Photo Credit: Morgan Hoyt

So, what was the push to change coaching? Unfortunately, when dealing with college sports, whether it is a club or NCAA, many of the issues that arise are a result of personal disagreements and political discourse. Eventing team captain Sydney Price had a great deal to say regarding the decision to fire Adams.

“Ashley Adams played a large role in making the Randolph-Macon College Eventing Team what it is today and while we are excited to welcome our new coach aboard, it was disheartening to see the school let her go without consulting the team first.” Price said.

Price also expressed the value of Ashley’s mentorship and how much of an impact she has had on her own life personally as well as that of her fellow teammates.

“Ashley has done a lot for Randolph-Macon College’s Equestrian Program, including helping some of its riders receive national collegiate rankings and as president of the team I know I speak for myself and many of my fellow teammates when I say we hate to see her go,” Price said.

Team senior Morgyn Johnson had similar thoughts and said, “Making a decision without us and then asking the team to be a part of the process in selecting a new coach just feels a little ironic.”

Adams commented on the decision in a Facebook post on January 26th stating, “It has been my honor and privilege to have played a key factor in putting the college team on the map in many ways. I plan to keep coaching and guiding students and horses to their own personal Olympics in my ‘Eventing college!’”

Photo Credit: Kendall Benner

On Tuesday, April 5th, it was announced by Lesesne that the new coach for R-MC’s eventing team will be Craig Barr. Barr has competed and produced young horses to the upper levels of eventing. Most recently, he worked at Dassett Sport horses in England, riding for their competition and sales barn. He will begin his employment on June 1st. Lesesne has been nothing but positive regarding the new coach. When asked to make a statement regarding the change in coaching and the future of the team, she made the following statement.

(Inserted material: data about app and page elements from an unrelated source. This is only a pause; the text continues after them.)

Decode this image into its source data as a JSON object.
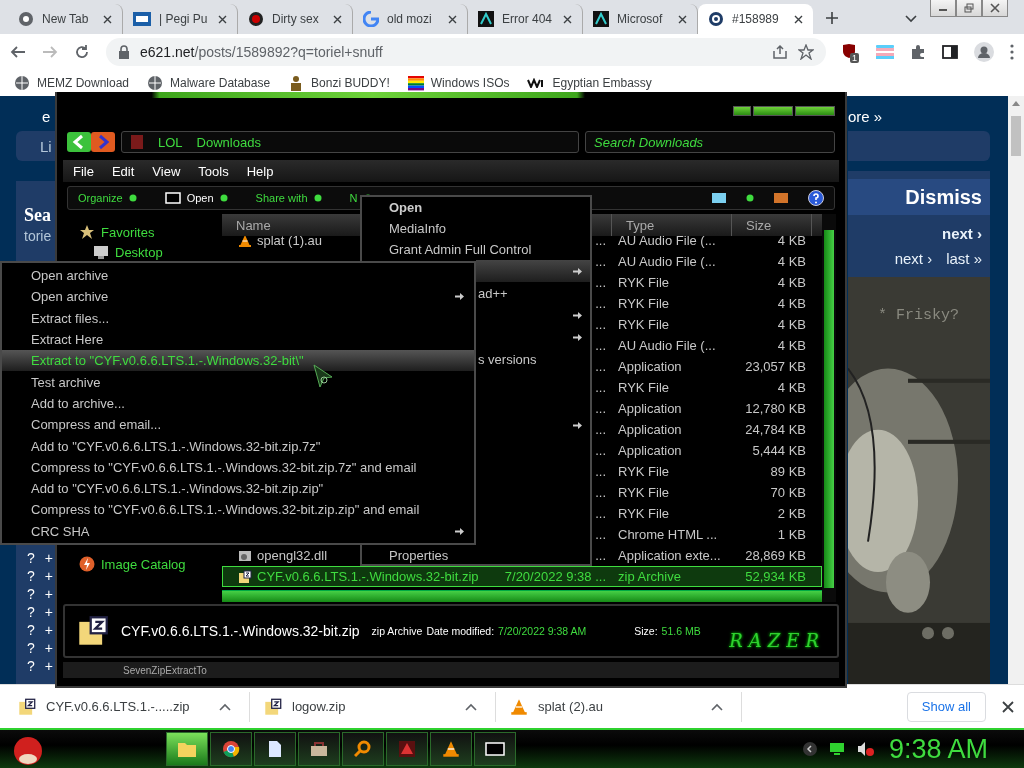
{
  "browser": {
    "tabs": [
      {
        "title": "New Tab",
        "kind": "chrome",
        "selected": false
      },
      {
        "title": "| Pegi Pu",
        "kind": "badge",
        "selected": false
      },
      {
        "title": "Dirty sex",
        "kind": "dot",
        "selected": false
      },
      {
        "title": "old mozi",
        "kind": "g",
        "selected": false
      },
      {
        "title": "Error 404",
        "kind": "glyph",
        "selected": false
      },
      {
        "title": "Microsof",
        "kind": "glyph",
        "selected": false
      },
      {
        "title": "#158989",
        "kind": "e",
        "selected": true
      }
    ],
    "url_host": "e621.net",
    "url_path": "/posts/1589892?q=toriel+snuff",
    "extension_badge": "1",
    "bookmarks": [
      {
        "label": "MEMZ Download",
        "kind": "globe"
      },
      {
        "label": "Malware Database",
        "kind": "globe"
      },
      {
        "label": "Bonzi BUDDY!",
        "kind": "figure"
      },
      {
        "label": "Windows ISOs",
        "kind": "flag"
      },
      {
        "label": "Egyptian Embassy",
        "kind": "wix"
      }
    ]
  },
  "page": {
    "left": {
      "logo": "e",
      "button": "Li",
      "heading": "Sea",
      "subtext": "torie",
      "rows": [
        {
          "q": "?",
          "plus": "+"
        },
        {
          "q": "?",
          "plus": "+"
        },
        {
          "q": "?",
          "plus": "+"
        },
        {
          "q": "?",
          "plus": "+"
        },
        {
          "q": "?",
          "plus": "+"
        },
        {
          "q": "?",
          "plus": "+"
        },
        {
          "q": "?",
          "plus": "+"
        }
      ]
    },
    "right": {
      "more": "ore »",
      "dismiss": "Dismiss",
      "next_top": "next ›",
      "next": "next ›",
      "last": "last »",
      "caption": "* Frisky?"
    }
  },
  "explorer": {
    "address": [
      "LOL",
      "Downloads"
    ],
    "search": {
      "placeholder": "Search Downloads"
    },
    "menu": [
      "File",
      "Edit",
      "View",
      "Tools",
      "Help"
    ],
    "commands": [
      "Organize",
      "Open",
      "Share with",
      "N"
    ],
    "nav": [
      {
        "label": "Favorites",
        "kind": "star",
        "children": [
          {
            "label": "Desktop",
            "kind": "desktop"
          }
        ]
      },
      {
        "label": "Image Catalog",
        "kind": "bolt"
      }
    ],
    "columns": [
      "Name",
      "Type",
      "Size"
    ],
    "files": [
      {
        "name": "splat (1).au",
        "kind": "cone",
        "date": "...",
        "type": "AU Audio File (...",
        "size": "4 KB",
        "selected": false
      },
      {
        "date": "...",
        "type": "AU Audio File (...",
        "size": "4 KB",
        "selected": false
      },
      {
        "date": "...",
        "type": "RYK File",
        "size": "4 KB",
        "selected": false
      },
      {
        "date": "...",
        "type": "RYK File",
        "size": "4 KB",
        "selected": false
      },
      {
        "date": "...",
        "type": "RYK File",
        "size": "4 KB",
        "selected": false
      },
      {
        "date": "...",
        "type": "AU Audio File (...",
        "size": "4 KB",
        "selected": false
      },
      {
        "date": "...",
        "type": "Application",
        "size": "23,057 KB",
        "selected": false
      },
      {
        "date": "...",
        "type": "RYK File",
        "size": "4 KB",
        "selected": false
      },
      {
        "date": "...",
        "type": "Application",
        "size": "12,780 KB",
        "selected": false
      },
      {
        "date": "...",
        "type": "Application",
        "size": "24,784 KB",
        "selected": false
      },
      {
        "date": "...",
        "type": "Application",
        "size": "5,444 KB",
        "selected": false
      },
      {
        "date": "...",
        "type": "RYK File",
        "size": "89 KB",
        "selected": false
      },
      {
        "date": "...",
        "type": "RYK File",
        "size": "70 KB",
        "selected": false
      },
      {
        "date": "...",
        "type": "RYK File",
        "size": "2 KB",
        "selected": false
      },
      {
        "date": "...",
        "type": "Chrome HTML ...",
        "size": "1 KB",
        "selected": false
      },
      {
        "name": "opengl32.dll",
        "kind": "dll",
        "date": "...",
        "type": "Application exte...",
        "size": "28,869 KB",
        "selected": false
      },
      {
        "name": "CYF.v0.6.6.LTS.1.-.Windows.32-bit.zip",
        "kind": "zip",
        "date": "7/20/2022 9:38 ...",
        "type": "zip Archive",
        "size": "52,934 KB",
        "selected": true
      }
    ],
    "details": {
      "name": "CYF.v0.6.6.LTS.1.-.Windows.32-bit.zip",
      "type": "zip Archive",
      "date_label": "Date modified:",
      "date": "7/20/2022 9:38 AM",
      "size_label": "Size:",
      "size": "51.6 MB",
      "logo": "RAZER"
    },
    "status": "SevenZipExtractTo"
  },
  "shell_menu": {
    "items": [
      {
        "label": "Open",
        "bold": true,
        "submenu": false,
        "selected": false
      },
      {
        "label": "MediaInfo",
        "bold": false,
        "submenu": false,
        "selected": false
      },
      {
        "label": "Grant Admin Full Control",
        "bold": false,
        "submenu": false,
        "selected": false
      },
      {
        "submenu": true,
        "selected": true
      },
      {
        "label": "ad++",
        "bold": false,
        "submenu": false,
        "selected": false
      },
      {
        "submenu": true,
        "selected": false
      },
      {
        "submenu": true,
        "selected": false
      },
      {
        "label": "s versions",
        "bold": false,
        "submenu": false,
        "selected": false
      },
      {
        "submenu": false,
        "selected": false
      },
      {
        "submenu": false,
        "selected": false
      },
      {
        "submenu": true,
        "selected": false
      },
      {
        "submenu": false,
        "selected": false
      },
      {
        "submenu": false,
        "selected": false
      },
      {
        "submenu": false,
        "selected": false
      },
      {
        "submenu": false,
        "selected": false
      },
      {
        "submenu": false,
        "selected": false
      },
      {
        "label": "Properties",
        "bold": false,
        "submenu": false,
        "selected": false
      }
    ]
  },
  "archive_menu": {
    "items": [
      {
        "label": "Open archive",
        "submenu": false,
        "selected": false
      },
      {
        "label": "Open archive",
        "submenu": true,
        "selected": false
      },
      {
        "label": "Extract files...",
        "submenu": false,
        "selected": false
      },
      {
        "label": "Extract Here",
        "submenu": false,
        "selected": false
      },
      {
        "label": "Extract to \"CYF.v0.6.6.LTS.1.-.Windows.32-bit\\\"",
        "submenu": false,
        "selected": true
      },
      {
        "label": "Test archive",
        "submenu": false,
        "selected": false
      },
      {
        "label": "Add to archive...",
        "submenu": false,
        "selected": false
      },
      {
        "label": "Compress and email...",
        "submenu": false,
        "selected": false
      },
      {
        "label": "Add to \"CYF.v0.6.6.LTS.1.-.Windows.32-bit.zip.7z\"",
        "submenu": false,
        "selected": false
      },
      {
        "label": "Compress to \"CYF.v0.6.6.LTS.1.-.Windows.32-bit.zip.7z\" and email",
        "submenu": false,
        "selected": false
      },
      {
        "label": "Add to \"CYF.v0.6.6.LTS.1.-.Windows.32-bit.zip.zip\"",
        "submenu": false,
        "selected": false
      },
      {
        "label": "Compress to \"CYF.v0.6.6.LTS.1.-.Windows.32-bit.zip.zip\" and email",
        "submenu": false,
        "selected": false
      },
      {
        "label": "CRC SHA",
        "submenu": true,
        "selected": false
      }
    ]
  },
  "downloads": {
    "items": [
      {
        "name": "CYF.v0.6.6.LTS.1.-.....zip",
        "kind": "zip"
      },
      {
        "name": "logow.zip",
        "kind": "zip"
      },
      {
        "name": "splat (2).au",
        "kind": "cone"
      }
    ],
    "show_all": "Show all"
  },
  "taskbar": {
    "apps": [
      {
        "kind": "folder",
        "selected": true
      },
      {
        "kind": "chrome",
        "selected": false
      },
      {
        "kind": "doc",
        "selected": false
      },
      {
        "kind": "tool",
        "selected": false
      },
      {
        "kind": "search",
        "selected": false
      },
      {
        "kind": "dragon",
        "selected": false
      },
      {
        "kind": "cone",
        "selected": false
      },
      {
        "kind": "box",
        "selected": false
      }
    ],
    "clock": "9:38 AM"
  }
}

“Craig brings almost 20 years of experience in both coaching and riding at the highest levels internationally to the team. He was very impressed with the students, the facility and the horses here at R-MC and is looking forward to continuing the traditions of horsemanship and success that this team has become known for. With the largest incoming class in the team’s history arriving in August, he will be a busy coach!”

While the Eventing team is undergoing this transition, the Intercollegiate Hunter Seat Association team, another equestrian club on campus, seems steady in their coaching dynamics having hired a new coach, Lauryn Tannenhaus, about two years ago.

While the equestrian club at R-MC makes some drastic changes, many students are worried about the impact it will have on the team’s dynamic. Kendall Benner, a senior on the Eventing team said, “I think that it is a big shift. Not only to have done so without asking the team but to have taken such a drastic step in a different direction. I wish them all the best for next year but do wonder what the implications of such a decision will be.”

While it has been a tough pill to swallow for the team, it is understood that the college has reasons for the decisions that were made, and now team leadership is looking onward and upward. Lesesne, who acts as the in-between for the team and college as the director said, “We are looking forward to adding Craig Barr to the coaching staff at R-MC.  We are grateful for the excellent leadership that Ashley dedicated to the team for the past four years and it has been exciting to watch R-MC Eventing become a force to be reckoned with.”

Though the team is on unfamiliar footing, it is excited to finish out the rest of the season with the current coach and continue to promote a strong and cohesive group dynamic into next year with Barr as the new coach.